Tuesday, 29 March 2011
Doing Starbucks Differently
It's very easy to make the argument that British society and culture are stultifying and homogenising; talk a walk through your town or city centre and chances are, you will be seeing the same shopfronts as would anybody else walking in their town centres. In terms of cafes, a cursory glance through Doncaster town centre yields Starbucks, Costa and Nero, as does Cambridge. The staff outfits are the same. The tables and chairs are the same. The background music is the same. The drinks are the same.
But the Starbucks experience is different. Starbucks Doncaster and Starbucks Cambridge, despite their aesthetic similarities, each reflect back the characteristics of the micro-cultures and norms of the locations in which they are situated. This irrevocably alters the normative behaviours of Starbucks and, as I found today, subtle differences in expectation alter the ways in which people practice Starbucks.
For me, Starbucks is first and foremost an overpriced, noisy thinking space. The silence of libraries sets off my internal monologues, or even worse my internal singing of Rihanna's 'Unfaithful'. So off I toddle to Starbucks with a backpack full of laptop, books, articles, notepads and my portable foldable lectern (yes, yes, I know).
In the Cambridge Starbucks on Market Square, you can go in for your morning coffee at 8am, safe in the knowledge that it will be packed out with students. People's shoes come off as they settle themselves, mocha in hand, for a cross-legged power-read of Austen, or Bourdieu or whoever. If the music stopped, all you would hear is the scribbling of pen and paper and the whirring of laptops - the soundtrack to a lecture hall. Buying your 8am coffee and croissant justifies your occupation of a table for the rest of the morning. Friends work together in silence, each doing their own work.

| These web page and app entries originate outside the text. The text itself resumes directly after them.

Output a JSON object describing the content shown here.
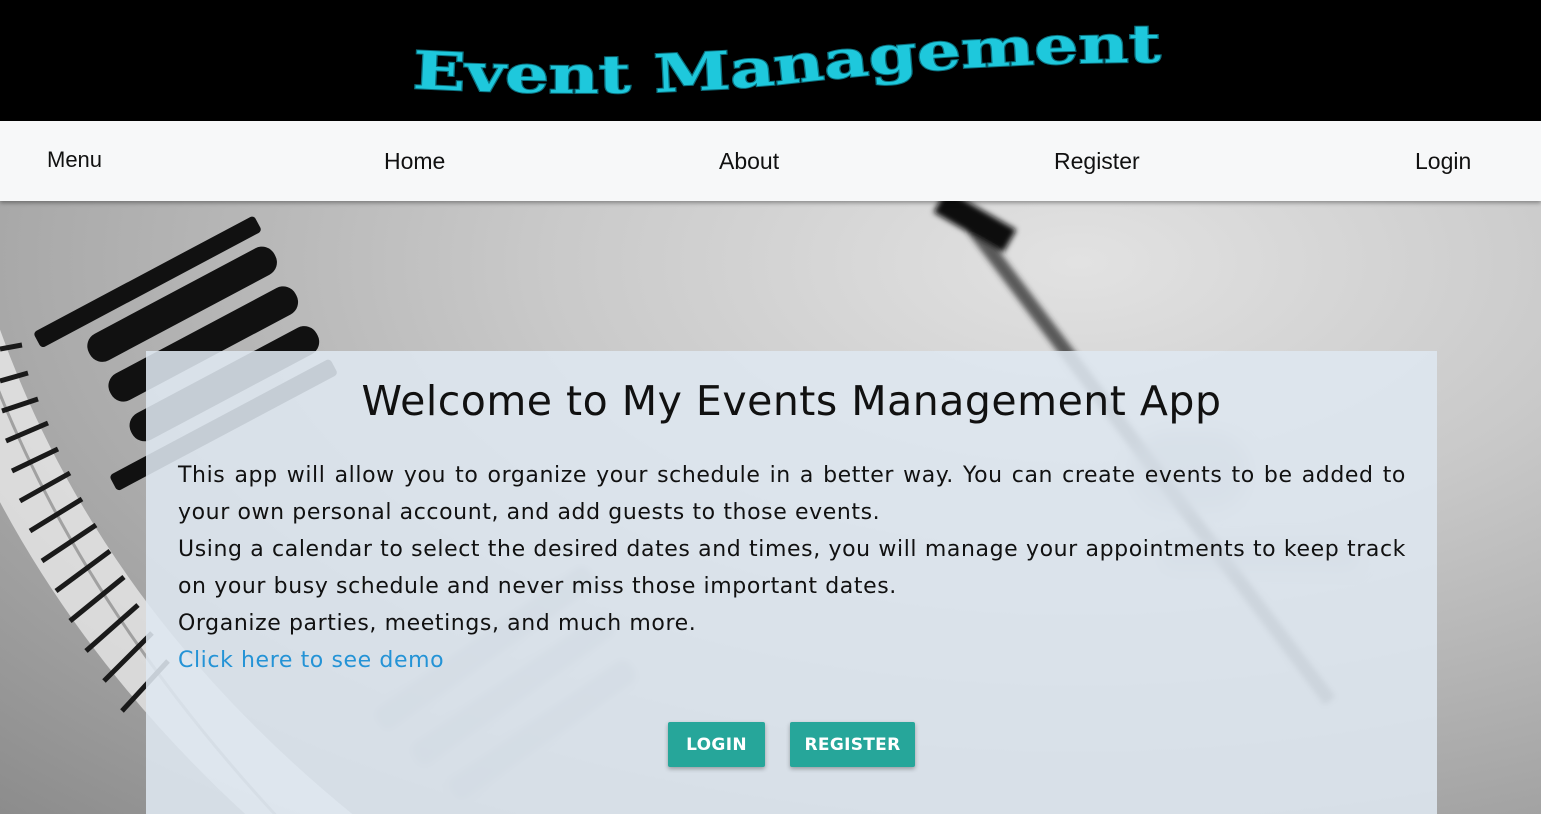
{
  "header": {
    "logo_text": "Event Management",
    "logo_color": "#1ec8dc"
  },
  "nav": {
    "menu_label": "Menu",
    "home_label": "Home",
    "about_label": "About",
    "register_label": "Register",
    "login_label": "Login"
  },
  "hero": {
    "background_image": "clock-face-image"
  },
  "welcome": {
    "title": "Welcome to My Events Management App",
    "paragraph1": "This app will allow you to organize your schedule in a better way. You can create events to be added to your own personal account, and add guests to those events.",
    "paragraph2": "Using a calendar to select the desired dates and times, you will manage your appointments to keep track on your busy schedule and never miss those important dates.",
    "paragraph3": "Organize parties, meetings, and much more.",
    "demo_link": "Click here to see demo",
    "link_color": "#2493d6"
  },
  "buttons": {
    "login_label": "LOGIN",
    "register_label": "REGISTER",
    "button_color": "#26a69a"
  }
}
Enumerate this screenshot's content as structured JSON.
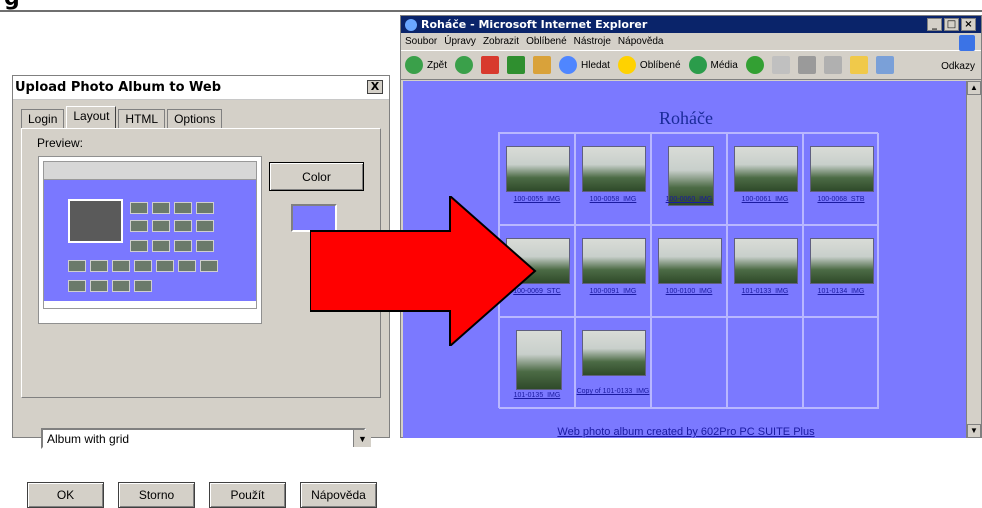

I naively entered Doncaster Starbucks today with similar expectations. I skulked around the store in the quest to find plugsockets and was alarmed to find there were only 3. I got a Chai Latte and perched myself at a table, plugged in my laptop, whipped out my two notebooks and placed them on a chair. I would have benefitted from the lectern, but I knew it would cause too much of a fuss. I became aware, as I worked away, that I was receiving quite hostile glares from other customers, as if to ask why I thought I could monopolise a table with my books. People stick around in Starbucks far less in Donk than in Cam; they drink it down and leave.
On Maslow's hierarchy, Doncaster Starbucks satisfies the physiological need, whereas in Cambridge Starbucks it is all about self-actualisation.
Ultimately, this reflects the way in which citizens of each town utilise and interact with their built environment. For the Cambridge students, whose disposable income is boosted either by parents or by bursaries, the town centre isn't just a place full of shops but is the place where they live, learn, sleep, socialise and rest. Thus, in Starbucks as one of the few places,there are a multiplicity of functions that can be served.
But for Doncaster, the town centre represents solely a place of commerce. Shopping is not conducive to leisure, certainly not to leisurely academia. The way in which Starbucks is used is as a break between shops.
This explains why people looked at me today as though I was a table-hogging twat.